Line height may also be used to vertical center single lines of text within an element. Setting an element’s line-heightto the same value as the element’s height will vertically center the text. This technique is commonly seen within buttons, alert messages, and other single line text blocks.
  1. p {
  2. line-height: 20px;
  3. }

Shorthand Font Properties

All of the font based properties listed above may be combined and rolled into one font property and shorthand value. The order of these properties should fall as follows from left to right: font-stylefont-variantfont-weight,font-sizeline-height, and font-family. As a shorthand value these property values can be stacked from left to right without the use of a comma, except for font names. A forward slash, /, separator is needed between the font-size and line-height property values.
It is also worth noting that every property value is optional except the font-size and font-family property values. That said, you can often find the font property and shorthand value to include only the font-size and font-family values.
  1. p {
  2. font: italic small-caps bold 13px/20px 'Helvetica Neue',
  3. Arial, Helvetica, sans-serif;
  4. }

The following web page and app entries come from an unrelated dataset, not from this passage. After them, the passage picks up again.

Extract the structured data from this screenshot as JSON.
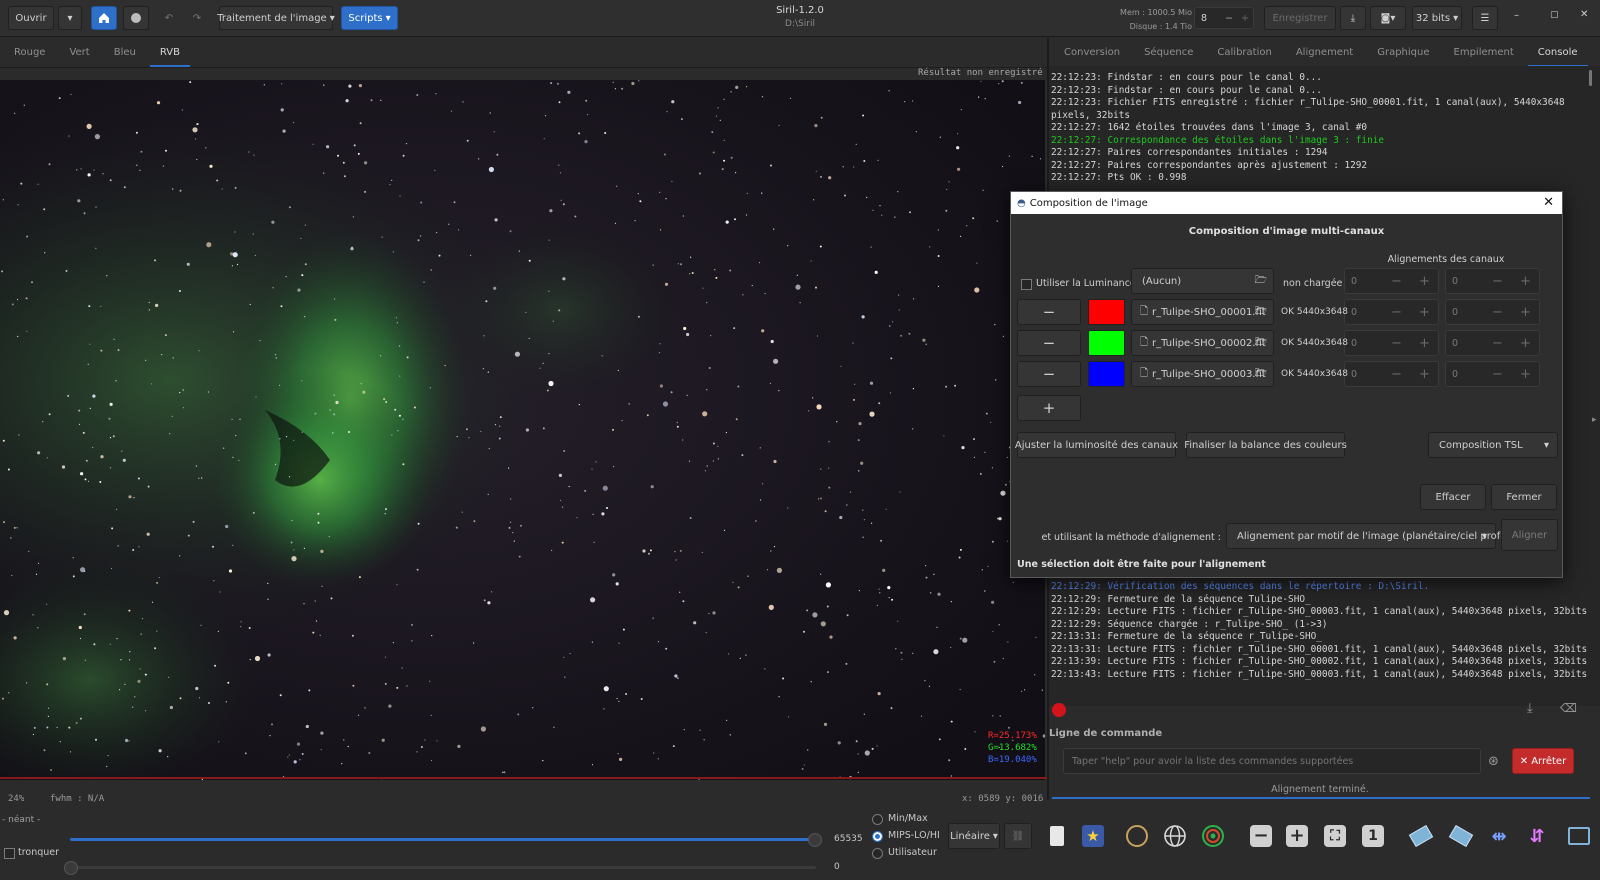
{
  "header": {
    "open_label": "Ouvrir",
    "image_processing_label": "Traitement de l'image",
    "scripts_label": "Scripts",
    "app_title": "Siril-1.2.0",
    "app_path": "D:\\Siril",
    "mem_label": "Mem : 1000.5 Mio",
    "disk_label": "Disque : 1.4 Tio",
    "threads_value": "8",
    "save_label": "Enregistrer",
    "bitdepth_label": "32 bits"
  },
  "view_tabs": [
    "Rouge",
    "Vert",
    "Bleu",
    "RVB"
  ],
  "panel_tabs": [
    "Conversion",
    "Séquence",
    "Calibration",
    "Alignement",
    "Graphique",
    "Empilement",
    "Console"
  ],
  "image": {
    "unsaved_label": "Résultat non enregistré",
    "r_value": "R=25.173%",
    "g_value": "G=13.682%",
    "b_value": "B=19.040%"
  },
  "status": {
    "zoom": "24%",
    "fwhm": "fwhm : N/A",
    "coords": "x: 0589 y: 0016",
    "neant": "- néant -"
  },
  "console": {
    "lines_top": [
      "22:12:23: Findstar : en cours pour le canal 0...",
      "22:12:23: Findstar : en cours pour le canal 0...",
      "22:12:23: Fichier FITS enregistré : fichier r_Tulipe-SHO_00001.fit, 1 canal(aux), 5440x3648",
      "pixels, 32bits",
      "22:12:27: 1642 étoiles trouvées dans l'image 3, canal #0",
      "22:12:27: Correspondance des étoiles dans l'image 3 : finie",
      "22:12:27: Paires correspondantes initiales : 1294",
      "22:12:27: Paires correspondantes après ajustement : 1292",
      "22:12:27: Pts OK :       0.998"
    ],
    "lines_bottom": [
      "22:12:29: Vérification des séquences dans le répertoire : D:\\Siril.",
      "22:12:29: Fermeture de la séquence Tulipe-SHO_",
      "22:12:29: Lecture FITS : fichier r_Tulipe-SHO_00003.fit, 1 canal(aux), 5440x3648 pixels, 32bits",
      "22:12:29: Séquence chargée : r_Tulipe-SHO_ (1->3)",
      "22:13:31: Fermeture de la séquence r_Tulipe-SHO_",
      "22:13:31: Lecture FITS : fichier r_Tulipe-SHO_00001.fit, 1 canal(aux), 5440x3648 pixels, 32bits",
      "22:13:39: Lecture FITS : fichier r_Tulipe-SHO_00002.fit, 1 canal(aux), 5440x3648 pixels, 32bits",
      "22:13:43: Lecture FITS : fichier r_Tulipe-SHO_00003.fit, 1 canal(aux), 5440x3648 pixels, 32bits"
    ],
    "command_label": "Ligne de commande",
    "command_placeholder": "Taper \"help\" pour avoir la liste des commandes supportées",
    "stop_label": "Arrêter",
    "status_text": "Alignement terminé."
  },
  "dialog": {
    "title": "Composition de l'image",
    "heading": "Composition d'image multi-canaux",
    "alignments_label": "Alignements des canaux",
    "luminance_label": "Utiliser la Luminance",
    "luminance_file": "(Aucun)",
    "luminance_status": "non chargée",
    "channels": [
      {
        "file": "r_Tulipe-SHO_00001.fit",
        "status": "OK 5440x3648",
        "color": "#ff0000"
      },
      {
        "file": "r_Tulipe-SHO_00002.fit",
        "status": "OK 5440x3648",
        "color": "#00ff00"
      },
      {
        "file": "r_Tulipe-SHO_00003.fit",
        "status": "OK 5440x3648",
        "color": "#0000ff"
      }
    ],
    "spin_zero": "0",
    "adjust_label": "Ajuster la luminosité des canaux",
    "balance_label": "Finaliser la balance des couleurs",
    "composition_mode": "Composition TSL",
    "clear_label": "Effacer",
    "close_label": "Fermer",
    "method_label": "et utilisant la méthode d'alignement :",
    "method_value": "Alignement par motif de l'image (planétaire/ciel profond)",
    "align_label": "Aligner",
    "warning": "Une sélection doit être faite pour l'alignement"
  },
  "bottom": {
    "max_value": "65535",
    "min_value": "0",
    "truncate_label": "tronquer",
    "minmax_label": "Min/Max",
    "mips_label": "MIPS-LO/HI",
    "user_label": "Utilisateur",
    "stretch_label": "Linéaire",
    "one_label": "1"
  },
  "colors": {
    "accent": "#2d6fc9",
    "stop": "#c42b2b",
    "green_text": "#1ec81e",
    "blue_text": "#5a8cff"
  }
}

Font Properties Example

  1. <h2><a href="#" title="Sample Blog Post Title">Sample Blog Post Title</a></h2>
  2. <p class="byline">Posted by Shay Howe on February 5th, 2012</p>
  3. <p>Lorem ipsum dolor sit amet, consectetur adipiscing elit. Nulla fringilla vehicula nisi vitae rutrum. Donec laoreet, arcu in elementum, dui mi auctor tortor, et lorem massa orci… <a href="#" title="Sample Blog Post Title">Continue reading →</a></p>
  1. h2, p {
  2. color: #555;
  3. font: 13px/20px Arial, 'Helvetica Neue', 'Lucida Grande', sans-serif;
  4. }
  5. a {
  6. color: #8ec63f;
  7. }
  8. a:hover {
  9. color: #f7941d;
  10. }
  11. h2 {
  12. font-size: 22px;
  13. font-weight: bold;
  14. margin-bottom: 6px;
  15. }
  16. .byline {
  17. color: #8c8c8c;
  18. font-family: Georgia, Times, 'Times New Roman', serif;
  19. font-style: italic;
  20. }


Sample Blog Post Title

Lorem ipsum dolor sit amet, consectetur adipiscing elit. Nulla fringilla vehicula nisi vitae rutrum. Donec laoreet, arcu in elementum, dui mi auctor tortor, et lorem massa orci… Continue reading →